## Required action
For this task, output every entry below exactly and omit the pictures.
** Opening Dataset entries block **
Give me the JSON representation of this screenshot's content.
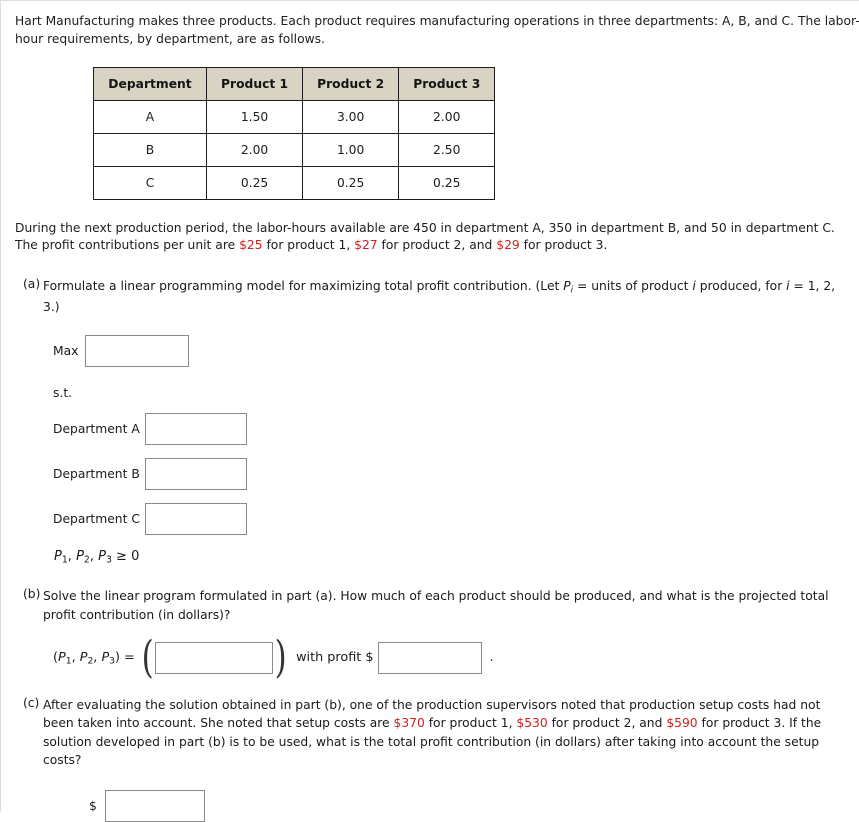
{
  "intro": {
    "line1": "Hart Manufacturing makes three products. Each product requires manufacturing operations in three departments: A, B, and C. The labor-hour requirements, by department, are as follows."
  },
  "table": {
    "headers": [
      "Department",
      "Product 1",
      "Product 2",
      "Product 3"
    ],
    "rows": [
      {
        "department": "A",
        "product1": "1.50",
        "product2": "3.00",
        "product3": "2.00"
      },
      {
        "department": "B",
        "product1": "2.00",
        "product2": "1.00",
        "product3": "2.50"
      },
      {
        "department": "C",
        "product1": "0.25",
        "product2": "0.25",
        "product3": "0.25"
      }
    ]
  },
  "availability": {
    "text_before": "During the next production period, the labor-hours available are 450 in department A, 350 in department B, and 50 in department C. The profit contributions per unit are ",
    "profit1": "$25",
    "mid1": " for product 1, ",
    "profit2": "$27",
    "mid2": " for product 2, and ",
    "profit3": "$29",
    "tail": " for product 3."
  },
  "parts": {
    "a": {
      "label": "(a)",
      "text_1": "Formulate a linear programming model for maximizing total profit contribution. (Let ",
      "var_P": "P",
      "var_sub_i": "i",
      "text_2": " = units of product ",
      "var_i": "i",
      "text_3": " produced, for ",
      "text_4": "i",
      "text_5": " = 1, 2, 3.)",
      "max_label": "Max",
      "max_value": "",
      "max_placeholder": "",
      "st_label": "s.t.",
      "constraints": [
        {
          "label": "Department A",
          "value": "",
          "placeholder": ""
        },
        {
          "label": "Department B",
          "value": "",
          "placeholder": ""
        },
        {
          "label": "Department C",
          "value": "",
          "placeholder": ""
        }
      ],
      "nonneg_P": "P",
      "nonneg_text": ", P",
      "nonneg_tail": " ≥ 0"
    },
    "b": {
      "label": "(b)",
      "text": "Solve the linear program formulated in part (a). How much of each product should be produced, and what is the projected total profit contribution (in dollars)?",
      "tuple_open": "(",
      "tuple_close": ")",
      "eq": "=",
      "tuple_value": "",
      "tuple_placeholder": "",
      "with_profit_label": "with profit $",
      "profit_value": "",
      "profit_placeholder": "",
      "period": "."
    },
    "c": {
      "label": "(c)",
      "text_before": "After evaluating the solution obtained in part (b), one of the production supervisors noted that production setup costs had not been taken into account. She noted that setup costs are ",
      "cost1": "$370",
      "mid1": " for product 1, ",
      "cost2": "$530",
      "mid2": " for product 2, and ",
      "cost3": "$590",
      "mid3": " for product 3. If the solution developed in part (b) is to be used, what is the total profit contribution (in dollars) after taking into account the setup costs?",
      "dollar_sign": "$",
      "answer_value": "",
      "answer_placeholder": ""
    }
  },
  "colors": {
    "highlight_red": "#d11f1f",
    "table_header_bg": "#d8d3c2",
    "table_border": "#1b1b1b",
    "input_border": "#8a8a8a",
    "text": "#1d1d1d"
  }
}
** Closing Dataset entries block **
## Your solution
Give me the JSON representation of this screenshot's content.
{
  "intro": {
    "line1": "Hart Manufacturing makes three products. Each product requires manufacturing operations in three departments: A, B, and C. The labor-hour requirements, by department, are as follows."
  },
  "table": {
    "headers": [
      "Department",
      "Product 1",
      "Product 2",
      "Product 3"
    ],
    "rows": [
      {
        "department": "A",
        "product1": "1.50",
        "product2": "3.00",
        "product3": "2.00"
      },
      {
        "department": "B",
        "product1": "2.00",
        "product2": "1.00",
        "product3": "2.50"
      },
      {
        "department": "C",
        "product1": "0.25",
        "product2": "0.25",
        "product3": "0.25"
      }
    ]
  },
  "availability": {
    "text_before": "During the next production period, the labor-hours available are 450 in department A, 350 in department B, and 50 in department C. The profit contributions per unit are ",
    "profit1": "$25",
    "mid1": " for product 1, ",
    "profit2": "$27",
    "mid2": " for product 2, and ",
    "profit3": "$29",
    "tail": " for product 3."
  },
  "parts": {
    "a": {
      "label": "(a)",
      "text_1": "Formulate a linear programming model for maximizing total profit contribution. (Let ",
      "var_P": "P",
      "var_sub_i": "i",
      "text_2": " = units of product ",
      "var_i": "i",
      "text_3": " produced, for ",
      "text_4": "i",
      "text_5": " = 1, 2, 3.)",
      "max_label": "Max",
      "max_value": "",
      "max_placeholder": "",
      "st_label": "s.t.",
      "constraints": [
        {
          "label": "Department A",
          "value": "",
          "placeholder": ""
        },
        {
          "label": "Department B",
          "value": "",
          "placeholder": ""
        },
        {
          "label": "Department C",
          "value": "",
          "placeholder": ""
        }
      ],
      "nonneg_P": "P",
      "nonneg_text": ", P",
      "nonneg_tail": " ≥ 0"
    },
    "b": {
      "label": "(b)",
      "text": "Solve the linear program formulated in part (a). How much of each product should be produced, and what is the projected total profit contribution (in dollars)?",
      "tuple_open": "(",
      "tuple_close": ")",
      "eq": "=",
      "tuple_value": "",
      "tuple_placeholder": "",
      "with_profit_label": "with profit $",
      "profit_value": "",
      "profit_placeholder": "",
      "period": "."
    },
    "c": {
      "label": "(c)",
      "text_before": "After evaluating the solution obtained in part (b), one of the production supervisors noted that production setup costs had not been taken into account. She noted that setup costs are ",
      "cost1": "$370",
      "mid1": " for product 1, ",
      "cost2": "$530",
      "mid2": " for product 2, and ",
      "cost3": "$590",
      "mid3": " for product 3. If the solution developed in part (b) is to be used, what is the total profit contribution (in dollars) after taking into account the setup costs?",
      "dollar_sign": "$",
      "answer_value": "",
      "answer_placeholder": ""
    }
  },
  "colors": {
    "highlight_red": "#d11f1f",
    "table_header_bg": "#d8d3c2",
    "table_border": "#1b1b1b",
    "input_border": "#8a8a8a",
    "text": "#1d1d1d"
  }
}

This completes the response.